Glenn Becker   |   Sausalito


Murderers as heroes

Between Dec. 30 and Jan. 4, the Palestinian Authority broadcast videos five times on P.A. television praising Dalal Mughrabi, the perpetrator of the worst terrorist attack in Israeli history. The occasion was to mark the 47th anniversary of Fatah, the political party which is, for all intents and purpose, the same as the P.A., Israel’s “peace partner.”

In 1978, Mughrabi’s terrorist band hijacked a tourist bus and murdered 37 Israeli civilians, including 13 children. The Coastal Road Massacre, as it became known, is regularly glorified on official P.A. television.

The Jewish faith has no celebration for the murder by Jews of anyone. Murder of one’s enemies is not a Jewish value. Instead, Jews routinely celebrate their survival at the hands of murderers. That could explain why Israeli efforts to negotiate with Arab Palestinians for the past 65 years have been an utter waste of time, and will remain so as long as Arab Palestinians from generation to generation, officially exalt murderers as heroes.

Desmond Tuck   |   San Mateo


Homework assignment, anyone?

First, please list all the lovey-dovey “I love Israel” speeches by Hillary Rodham Clinton when she was running for senator of heavily Jewish New York state vs. her current actions and statements vis-à-vis Israel.

Similarly, list all the President Barack Obama “I love Israel” statements (especially after the loss of a key Democratic House seat in a recent election) vs. his deeds, actions and statements about Israel.

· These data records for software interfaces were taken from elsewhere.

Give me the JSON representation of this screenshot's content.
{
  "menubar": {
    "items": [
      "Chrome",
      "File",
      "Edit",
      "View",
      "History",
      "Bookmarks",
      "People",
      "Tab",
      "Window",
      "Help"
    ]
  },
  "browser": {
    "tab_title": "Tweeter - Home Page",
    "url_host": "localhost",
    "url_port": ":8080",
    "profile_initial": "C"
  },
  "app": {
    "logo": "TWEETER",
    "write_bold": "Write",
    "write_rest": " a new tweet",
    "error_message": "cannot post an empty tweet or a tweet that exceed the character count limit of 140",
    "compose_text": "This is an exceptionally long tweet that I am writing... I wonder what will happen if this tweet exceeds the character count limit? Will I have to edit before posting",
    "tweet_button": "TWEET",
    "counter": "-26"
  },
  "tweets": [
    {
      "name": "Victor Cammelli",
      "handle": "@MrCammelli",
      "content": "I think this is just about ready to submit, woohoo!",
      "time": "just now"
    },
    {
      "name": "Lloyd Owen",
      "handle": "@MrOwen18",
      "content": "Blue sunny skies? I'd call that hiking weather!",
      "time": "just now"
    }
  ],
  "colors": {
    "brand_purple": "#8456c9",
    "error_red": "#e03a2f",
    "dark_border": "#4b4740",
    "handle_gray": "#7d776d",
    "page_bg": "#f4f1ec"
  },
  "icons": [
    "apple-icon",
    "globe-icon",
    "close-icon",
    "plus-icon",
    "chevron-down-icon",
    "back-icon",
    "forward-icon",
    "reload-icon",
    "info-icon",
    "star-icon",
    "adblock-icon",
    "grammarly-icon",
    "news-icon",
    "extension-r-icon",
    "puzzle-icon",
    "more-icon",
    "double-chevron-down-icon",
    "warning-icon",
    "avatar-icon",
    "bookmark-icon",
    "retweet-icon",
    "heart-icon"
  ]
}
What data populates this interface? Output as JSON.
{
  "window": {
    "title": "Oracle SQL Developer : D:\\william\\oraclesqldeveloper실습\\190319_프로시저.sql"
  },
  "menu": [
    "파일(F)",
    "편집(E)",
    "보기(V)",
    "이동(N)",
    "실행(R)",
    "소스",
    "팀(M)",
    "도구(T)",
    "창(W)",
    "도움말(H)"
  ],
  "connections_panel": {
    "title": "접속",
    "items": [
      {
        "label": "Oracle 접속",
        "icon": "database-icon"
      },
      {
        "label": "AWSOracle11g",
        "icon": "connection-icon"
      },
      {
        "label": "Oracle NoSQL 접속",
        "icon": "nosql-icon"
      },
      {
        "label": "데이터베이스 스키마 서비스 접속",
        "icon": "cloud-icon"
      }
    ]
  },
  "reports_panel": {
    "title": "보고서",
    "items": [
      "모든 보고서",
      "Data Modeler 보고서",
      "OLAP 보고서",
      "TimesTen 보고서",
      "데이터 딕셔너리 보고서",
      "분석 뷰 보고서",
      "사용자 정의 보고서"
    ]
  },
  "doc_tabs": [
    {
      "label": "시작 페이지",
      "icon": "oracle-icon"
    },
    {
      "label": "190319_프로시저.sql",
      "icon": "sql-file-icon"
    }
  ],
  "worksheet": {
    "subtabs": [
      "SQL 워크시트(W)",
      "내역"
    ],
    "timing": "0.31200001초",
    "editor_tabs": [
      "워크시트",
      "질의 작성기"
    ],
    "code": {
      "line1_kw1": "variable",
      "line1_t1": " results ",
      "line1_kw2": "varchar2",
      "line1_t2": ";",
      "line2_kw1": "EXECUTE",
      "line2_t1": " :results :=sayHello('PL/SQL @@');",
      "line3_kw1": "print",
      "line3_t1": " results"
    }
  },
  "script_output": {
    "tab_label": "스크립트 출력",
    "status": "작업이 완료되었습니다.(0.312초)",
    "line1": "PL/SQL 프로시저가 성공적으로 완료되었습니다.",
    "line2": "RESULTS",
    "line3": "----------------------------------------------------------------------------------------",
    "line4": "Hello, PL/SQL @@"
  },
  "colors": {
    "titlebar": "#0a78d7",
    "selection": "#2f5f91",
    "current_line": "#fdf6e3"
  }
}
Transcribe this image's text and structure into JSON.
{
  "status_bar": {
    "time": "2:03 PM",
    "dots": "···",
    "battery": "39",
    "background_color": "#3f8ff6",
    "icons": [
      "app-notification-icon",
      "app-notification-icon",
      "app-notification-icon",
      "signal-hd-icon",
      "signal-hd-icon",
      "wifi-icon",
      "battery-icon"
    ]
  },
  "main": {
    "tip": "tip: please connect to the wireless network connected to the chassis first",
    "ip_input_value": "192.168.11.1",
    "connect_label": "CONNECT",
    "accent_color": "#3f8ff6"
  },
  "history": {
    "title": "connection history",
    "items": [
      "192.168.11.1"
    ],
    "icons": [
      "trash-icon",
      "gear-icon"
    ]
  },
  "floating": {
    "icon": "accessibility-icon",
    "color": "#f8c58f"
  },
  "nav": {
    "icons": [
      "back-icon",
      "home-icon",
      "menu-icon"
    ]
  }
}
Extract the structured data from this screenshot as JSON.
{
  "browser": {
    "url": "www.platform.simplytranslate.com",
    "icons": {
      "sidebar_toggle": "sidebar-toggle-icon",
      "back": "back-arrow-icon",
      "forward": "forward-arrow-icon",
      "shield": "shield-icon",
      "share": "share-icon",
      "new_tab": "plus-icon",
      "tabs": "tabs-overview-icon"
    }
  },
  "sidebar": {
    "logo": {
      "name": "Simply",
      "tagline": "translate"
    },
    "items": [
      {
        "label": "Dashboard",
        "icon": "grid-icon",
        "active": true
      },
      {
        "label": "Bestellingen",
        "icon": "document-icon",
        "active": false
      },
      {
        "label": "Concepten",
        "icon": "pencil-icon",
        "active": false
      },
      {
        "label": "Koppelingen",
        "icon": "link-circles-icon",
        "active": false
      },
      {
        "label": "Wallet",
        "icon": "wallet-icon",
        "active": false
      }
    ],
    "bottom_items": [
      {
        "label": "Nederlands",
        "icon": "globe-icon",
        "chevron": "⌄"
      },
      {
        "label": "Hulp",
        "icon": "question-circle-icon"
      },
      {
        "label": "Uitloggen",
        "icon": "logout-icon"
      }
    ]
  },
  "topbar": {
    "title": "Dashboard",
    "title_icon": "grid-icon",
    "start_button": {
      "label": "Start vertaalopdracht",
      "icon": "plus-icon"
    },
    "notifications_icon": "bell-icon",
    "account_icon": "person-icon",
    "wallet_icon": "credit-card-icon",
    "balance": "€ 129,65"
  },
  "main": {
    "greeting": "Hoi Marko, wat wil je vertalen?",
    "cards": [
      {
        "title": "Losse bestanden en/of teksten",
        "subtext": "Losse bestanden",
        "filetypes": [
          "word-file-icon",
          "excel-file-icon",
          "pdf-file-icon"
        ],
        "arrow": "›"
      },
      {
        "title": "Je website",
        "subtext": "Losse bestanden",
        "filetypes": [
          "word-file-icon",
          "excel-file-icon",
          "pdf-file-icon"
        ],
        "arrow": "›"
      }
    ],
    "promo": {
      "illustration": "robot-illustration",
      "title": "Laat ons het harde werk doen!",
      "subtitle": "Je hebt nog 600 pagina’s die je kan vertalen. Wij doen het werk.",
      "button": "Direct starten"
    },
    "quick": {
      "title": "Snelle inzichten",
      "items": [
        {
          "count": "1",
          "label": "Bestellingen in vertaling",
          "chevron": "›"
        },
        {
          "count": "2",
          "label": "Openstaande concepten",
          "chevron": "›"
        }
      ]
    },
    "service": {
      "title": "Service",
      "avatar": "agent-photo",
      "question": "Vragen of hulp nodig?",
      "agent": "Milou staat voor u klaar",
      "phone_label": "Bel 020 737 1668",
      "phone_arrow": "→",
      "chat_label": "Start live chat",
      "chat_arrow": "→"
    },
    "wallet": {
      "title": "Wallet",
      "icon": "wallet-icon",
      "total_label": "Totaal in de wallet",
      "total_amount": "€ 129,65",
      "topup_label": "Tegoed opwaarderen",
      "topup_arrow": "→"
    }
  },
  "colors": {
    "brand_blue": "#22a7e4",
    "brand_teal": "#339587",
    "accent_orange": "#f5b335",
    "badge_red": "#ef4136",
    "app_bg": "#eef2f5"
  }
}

And finally, list all the “we are for Israel” protestations of J Street as compared with a list of all the associations and pronouncements of people and organizations who are — shall we say — less than friendly to Israel.

Actions speak louder than words. Wake up, Jews. Beware of empty words of politicians, false friends and feel-good, wishy-washy “dialogue” events.

Face facts! The survival of the Jewish people, intertwined with the survival of Israel, requires those of us with gumption speak out loud and clearly for what is right, not compromise. There can never be a two-sided debate on the Holocaust! nmillion stories to heart, the last living survivor can have peace knowing that they won’t be forgotten.

Norman Weiss   |   Orinda